As much as consumers are likely to mix and match competing over-the-top offerings (at least in the early going), price should prove to be a self-evident differentiator. At $14.99 per month, HBO Max is on track to be the most expensive streaming service on the market when it launches in May 2020. The sub fee is more than double the initial asking price for Disney Plus ($6.99) and two dollars more than what Netflix currently charges for its standard plan.
As one might expect, Stankey is of the opinion that the HBO sticker price will not be an impediment to its adoption, largely because the cost is a function of the volume of content that will be available via Max. “Disney is about half of the content we have at about half the price,” he said, before adding that conversations he had with investors after the October presentation seemed to reinforce the set price by way of a sort of “Goldilocks and the Three Bears” consensus.
“I was listening to feedback after the investor day and there’s a continuum,” Stankey said. “There are some who have said ‘too cheap,’ some who have said ‘too expensive’ and some who said ‘just right.’ That tells me we probably found a good place to start.”
At launch, the majority of HBO’s 33 million U.S. TV subs will be upgraded to the streaming service at no additional charge. Stankey said WarnerMedia is currently in discussions with cable operators in a bid to secure greater distribution for HBO Max. While the notion of encouraging consumers to migrate to a disruptive service may not sit well with purveyors of the traditional cable bundle, Max could be used as a means to bump up the operators’ broadband offerings.
The talks have apparently been unproductive in the early going, but such friction has informed the back-and-forth between programmers and distributors since the dawn of cable TV. “Carriage agreement negotiations follow a particular construct and pattern,” Stankey said. “There’s an inordinate amount of time spent … posturing.
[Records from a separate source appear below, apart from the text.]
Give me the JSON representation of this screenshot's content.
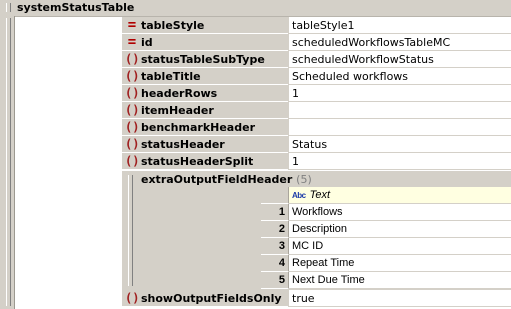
{
  "root": {
    "label": "systemStatusTable"
  },
  "attributes": [
    {
      "icon": "attribute-icon",
      "symbol": "=",
      "name": "tableStyle",
      "value": "tableStyle1"
    },
    {
      "icon": "attribute-icon",
      "symbol": "=",
      "name": "id",
      "value": "scheduledWorkflowsTableMC"
    },
    {
      "icon": "element-icon",
      "symbol": "()",
      "name": "statusTableSubType",
      "value": "scheduledWorkflowStatus"
    },
    {
      "icon": "element-icon",
      "symbol": "()",
      "name": "tableTitle",
      "value": "Scheduled workflows"
    },
    {
      "icon": "element-icon",
      "symbol": "()",
      "name": "headerRows",
      "value": "1"
    },
    {
      "icon": "element-icon",
      "symbol": "()",
      "name": "itemHeader",
      "value": ""
    },
    {
      "icon": "element-icon",
      "symbol": "()",
      "name": "benchmarkHeader",
      "value": ""
    },
    {
      "icon": "element-icon",
      "symbol": "()",
      "name": "statusHeader",
      "value": "Status"
    },
    {
      "icon": "element-icon",
      "symbol": "()",
      "name": "statusHeaderSplit",
      "value": "1"
    }
  ],
  "extra": {
    "name": "extraOutputFieldHeader",
    "count": "(5)",
    "column_icon": "Abc",
    "column_header": "Text",
    "rows": [
      {
        "index": "1",
        "value": "Workflows"
      },
      {
        "index": "2",
        "value": "Description"
      },
      {
        "index": "3",
        "value": "MC ID"
      },
      {
        "index": "4",
        "value": "Repeat Time"
      },
      {
        "index": "5",
        "value": "Next Due Time"
      }
    ]
  },
  "last": {
    "icon": "element-icon",
    "symbol": "()",
    "name": "showOutputFieldsOnly",
    "value": "true"
  }
}
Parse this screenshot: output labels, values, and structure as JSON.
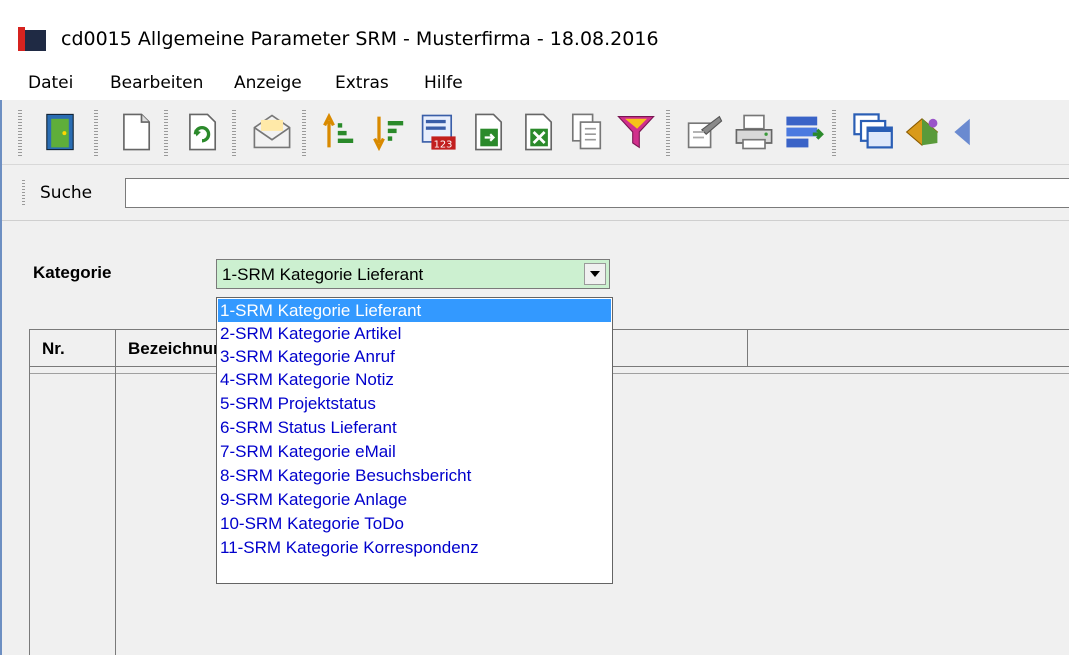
{
  "window": {
    "title": "cd0015 Allgemeine Parameter SRM - Musterfirma - 18.08.2016"
  },
  "menu": [
    "Datei",
    "Bearbeiten",
    "Anzeige",
    "Extras",
    "Hilfe"
  ],
  "toolbar": {
    "icons": [
      "exit-door-icon",
      "new-document-icon",
      "refresh-icon",
      "mail-icon",
      "sort-ascending-icon",
      "sort-descending-icon",
      "calculator-icon",
      "export-icon",
      "excel-icon",
      "copy-icon",
      "filter-icon",
      "settings-icon",
      "print-icon",
      "transfer-icon",
      "windows-icon",
      "tools-icon"
    ]
  },
  "search": {
    "label": "Suche",
    "value": ""
  },
  "category": {
    "label": "Kategorie",
    "selected": "1-SRM Kategorie Lieferant",
    "options": [
      "1-SRM Kategorie Lieferant",
      "2-SRM Kategorie Artikel",
      "3-SRM Kategorie Anruf",
      "4-SRM Kategorie Notiz",
      "5-SRM Projektstatus",
      "6-SRM Status Lieferant",
      "7-SRM Kategorie eMail",
      "8-SRM Kategorie Besuchsbericht",
      "9-SRM Kategorie Anlage",
      "10-SRM Kategorie ToDo",
      "11-SRM Kategorie Korrespondenz"
    ]
  },
  "grid": {
    "columns": [
      "Nr.",
      "Bezeichnung",
      ""
    ]
  },
  "colors": {
    "select_bg": "#ccf0d0",
    "highlight": "#3399ff",
    "option_text": "#0000cc"
  }
}
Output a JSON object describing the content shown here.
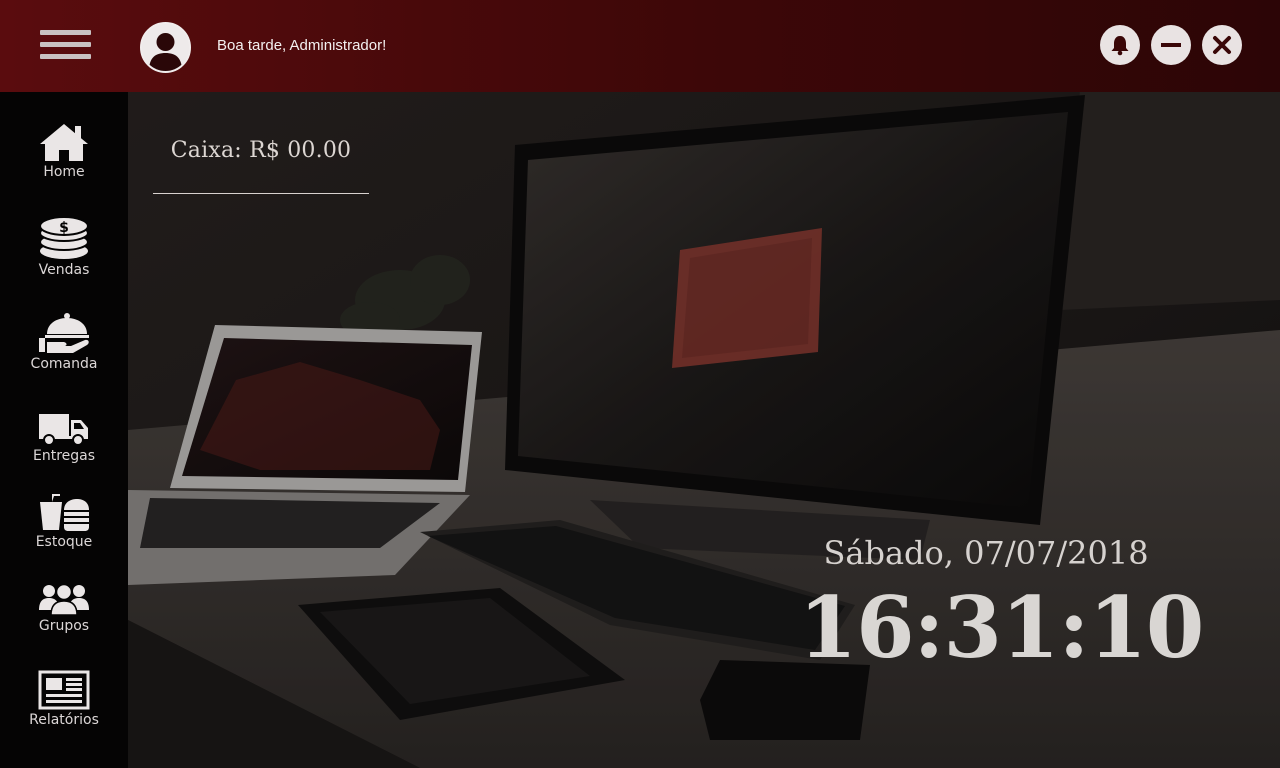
{
  "header": {
    "greeting": "Boa tarde, Administrador!",
    "menu_icon": "hamburger-menu-icon",
    "avatar_icon": "user-avatar-icon",
    "buttons": [
      {
        "name": "notifications",
        "icon": "bell-icon"
      },
      {
        "name": "minimize",
        "icon": "minus-icon"
      },
      {
        "name": "close",
        "icon": "close-icon"
      }
    ]
  },
  "sidebar": {
    "items": [
      {
        "label": "Home",
        "icon": "home-icon"
      },
      {
        "label": "Vendas",
        "icon": "coins-dollar-icon"
      },
      {
        "label": "Comanda",
        "icon": "serving-cloche-icon"
      },
      {
        "label": "Entregas",
        "icon": "truck-icon"
      },
      {
        "label": "Estoque",
        "icon": "drink-burger-icon"
      },
      {
        "label": "Grupos",
        "icon": "group-users-icon"
      },
      {
        "label": "Relatórios",
        "icon": "newspaper-icon"
      }
    ]
  },
  "cash": {
    "label": "Caixa: R$ 00.00"
  },
  "clock": {
    "date": "Sábado, 07/07/2018",
    "time": "16:31:10"
  },
  "colors": {
    "topbar": "#4a0a0b",
    "sidebar": "#050404",
    "text": "#d9d6d3",
    "button": "#e9e3e3"
  }
}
Then as the deadline approaches, a lot of work gets done in a very short period of time.
“It gets down to money and economics and there will be a meaningful reason why they want to participate with us.”
An HBO Max ad-supported tier will arrive in 2021. WarnerMedia has not made any final decisions on pricing for that version of the service, although it clearly will be less expensive than the commercial-free product.